Bathing Your Baby
- Undress your baby before placing them in the basin or sink.
- Pick them up and cradle their head with one arm, gently supporting their neck and head with your other arm. Then lower them in the bath with their feet first, holding them steadily the whole time.
- Support their head while letting part of their back and the back of their head get slightly submerged. Gently start pouring or splashing a small amount of water on their head and other body parts.
- For newborns, wash the face separately with a washcloth or cotton wool soaked in warm water.
- For the eyes, wipe from the inside corners (the ones that are nearer to the nose) and then gently slide towards the outer ones. Always use a clean cotton ball for each eye.
- For the ears also use a cotton ball and wipe behind the ears and on the outer shell of the ears. Be careful not to stick anything inside of the baby’s ears - this may cause an infection or hearing damage.
- There are plenty of baby shampoos with which you can wash your baby’s hair. When washing the hair moisten it with water first and then put a small amount of shampoo on it, rubbing gently. After that wash away with water again, while being careful not to get soap into the baby’s eyes.
- Wash your baby’s genitals last, using water only.
Very important notice: never leave your baby unattended during the bathing process. Babies and children can drown even in very shallow water. Also never leave siblings or other older children to supervise while you’re gone. If you suddenly have to immediately attend to another thing, make sure to first take your baby out of the bath.
Drying Your Baby after Bathing
Properly drying your baby after a bath is almost as important as the bath itself. The baby’s skin needs to be properly dried, especially in areas where creases are formed, in order to prevent fungal infections and other irritations that may occur in moist and dark spots of their body. When you take your baby out of the bath, make sure to follow these steps:
- When you’re finished bathing your baby, support their head and neck and gently lift them out of the bath and place them on their back on a dry, clean and soft towel. Make sure the room is properly warmed so the baby doesn’t feel too cold when it’s taken out of the water.
- Wrap your baby in the towel and pat dry at first. Especially pay attention to skin creases such as the neck and under the chin, behind the ears, the armpits and the groin.
- If your baby’s skin often gets dry after bathing, or if they have diaper rash, it might be a good idea to rub a mild lotion on the sensitive areas, such as zinc, castor oil or white soft paraffin.
- Put a clean diaper on the baby after you’ve properly dried their body and then continue to dress them.
It’s also important to remember that many newborns will probably find the washing part kind of distressing. That’s why sometimes it’s a good idea to calm them down by doing familiar things that you know will be effective. One of the things you can try if you’re not sure how to calm them is placing your hand very gently on their belly before preparing them to take a bath; this is said to make the baby feel safer and more secure during the washing.

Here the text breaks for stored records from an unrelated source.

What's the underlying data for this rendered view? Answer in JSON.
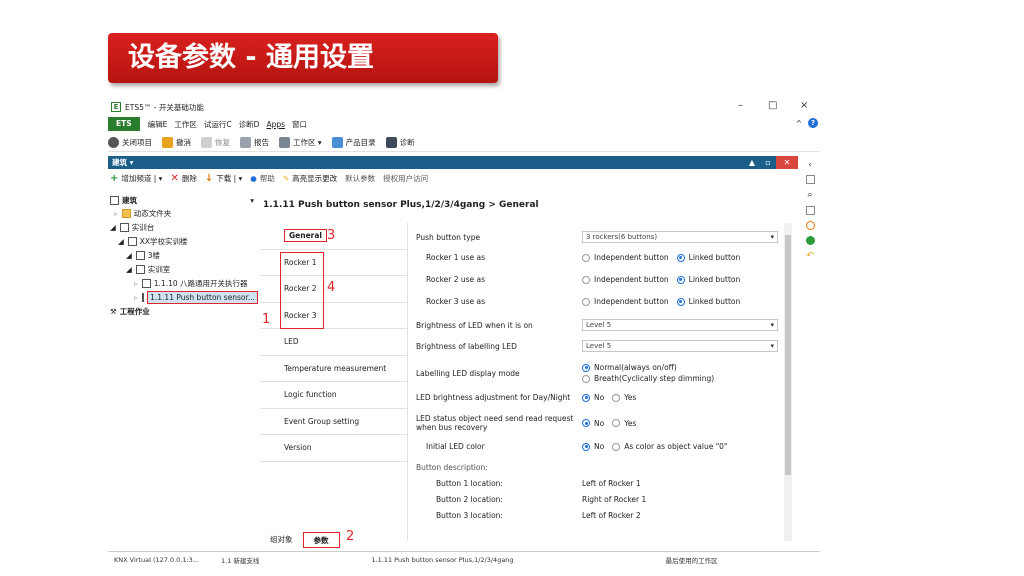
{
  "slide": {
    "title": "设备参数 - 通用设置"
  },
  "window": {
    "title": "ETS5™ - 开关基础功能",
    "app_icon": "ets-app-icon",
    "controls": {
      "minimize": "–",
      "maximize": "□",
      "close": "×"
    }
  },
  "menubar": {
    "ets_tab": "ETS",
    "items": [
      "编辑E",
      "工作区",
      "试运行C",
      "诊断D",
      "Apps",
      "窗口"
    ],
    "right_caret": "^",
    "help": "?"
  },
  "toolbar": {
    "items": [
      {
        "label": "关闭项目",
        "icon": "close-project-icon"
      },
      {
        "label": "撤消",
        "icon": "undo-icon"
      },
      {
        "label": "恢复",
        "icon": "redo-icon"
      },
      {
        "label": "报告",
        "icon": "print-icon"
      },
      {
        "label": "工作区 ▾",
        "icon": "workspace-icon"
      },
      {
        "label": "产品目录",
        "icon": "catalog-icon"
      },
      {
        "label": "诊断",
        "icon": "diagnostics-icon"
      }
    ]
  },
  "panel": {
    "title": "建筑 ▾"
  },
  "subtoolbar": {
    "items": [
      {
        "label": "增加频道 | ▾",
        "icon": "add-icon"
      },
      {
        "label": "删除",
        "icon": "delete-icon"
      },
      {
        "label": "下载 | ▾",
        "icon": "download-icon"
      },
      {
        "label": "帮助",
        "icon": "help-icon"
      },
      {
        "label": "高亮显示更改",
        "icon": "highlight-icon"
      },
      {
        "label": "默认参数",
        "icon": ""
      },
      {
        "label": "授权用户访问",
        "icon": ""
      }
    ]
  },
  "tree": {
    "header": "建筑",
    "rows": [
      {
        "label": "动态文件夹",
        "indent": 1
      },
      {
        "label": "实训台",
        "indent": 0
      },
      {
        "label": "XX学校实训楼",
        "indent": 1
      },
      {
        "label": "3楼",
        "indent": 2
      },
      {
        "label": "实训室",
        "indent": 2
      },
      {
        "label": "1.1.10 八路通用开关执行器",
        "indent": 3
      },
      {
        "label": "1.1.11 Push button sensor...",
        "indent": 3
      }
    ],
    "footer": "工程作业"
  },
  "annotations": {
    "a1": "1",
    "a2": "2",
    "a3": "3",
    "a4": "4"
  },
  "device": {
    "title": "1.1.11 Push button sensor Plus,1/2/3/4gang > General"
  },
  "nav": {
    "items": [
      "General",
      "Rocker 1",
      "Rocker 2",
      "Rocker 3",
      "LED",
      "Temperature measurement",
      "Logic function",
      "Event Group setting",
      "Version"
    ]
  },
  "params": {
    "push_button_type": {
      "label": "Push button type",
      "value": "3 rockers(6 buttons)"
    },
    "rocker1": {
      "label": "Rocker 1 use as"
    },
    "rocker2": {
      "label": "Rocker 2 use as"
    },
    "rocker3": {
      "label": "Rocker 3 use as"
    },
    "rocker_options": {
      "independent": "Independent button",
      "linked": "Linked button"
    },
    "brightness_led_on": {
      "label": "Brightness of LED when it is on",
      "value": "Level 5"
    },
    "brightness_labelling": {
      "label": "Brightness of labelling LED",
      "value": "Level 5"
    },
    "labelling_mode": {
      "label": "Labelling LED display mode",
      "opt1": "Normal(always on/off)",
      "opt2": "Breath(Cyclically step dimming)"
    },
    "day_night": {
      "label": "LED brightness adjustment for Day/Night",
      "no": "No",
      "yes": "Yes"
    },
    "status_object": {
      "label1": "LED status object need send read request",
      "label2": "when bus recovery",
      "no": "No",
      "yes": "Yes"
    },
    "initial_led": {
      "label": "Initial LED color",
      "no": "No",
      "alt": "As color as object value \"0\""
    },
    "button_description": {
      "label": "Button description:"
    },
    "buttons": [
      {
        "label": "Button 1 location:",
        "value": "Left of Rocker 1"
      },
      {
        "label": "Button 2 location:",
        "value": "Right of Rocker 1"
      },
      {
        "label": "Button 3 location:",
        "value": "Left of Rocker 2"
      }
    ]
  },
  "bottom_tabs": {
    "group_objects": "组对象",
    "parameters": "参数"
  },
  "statusbar": {
    "connection": "KNX Virtual (127.0.0.1:3...",
    "line": "1.1 新建支线",
    "device": "1.1.11 Push button sensor Plus,1/2/3/4gang",
    "workspace": "最后使用的工作区"
  },
  "colors": {
    "banner": "#c8191a",
    "ets_green": "#2a7d2e",
    "panel_blue": "#1b5e8a",
    "annotation_red": "#e0262a",
    "radio_blue": "#1e6fd9"
  }
}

Furthermore, if you’ve got one little nugget that just won’t grow to like bathing, you can try and give them the so-called ‘top and tail’ bath one day, while giving them a proper one the next day. In a couple of months, they should be able to take a regular bath without any fuss. Top and tail bath basically means cleaning the main areas of your baby’s body with a washcloth or cotton wool; the good thing about these kinds of baths is that you can do them with your baby still in its clothes.

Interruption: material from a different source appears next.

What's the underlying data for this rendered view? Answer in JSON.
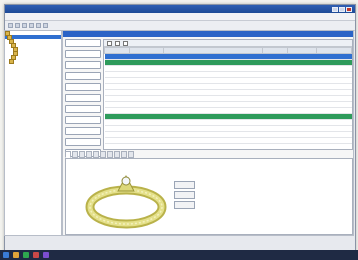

We know it might seem as if baby-baths involve a whole lot of steps, but we’re sure that you’ll get the hang of it in no time and come to be a professional baby washer. Like everything, baby bathing also takes practice, so take your time and don’t be worried about all the things you have to consider and all the steps you have to take. If you feel overwhelmed at the start, you can always call someone - a friend, partner or another family member - to be around you and assist you in the bathing process.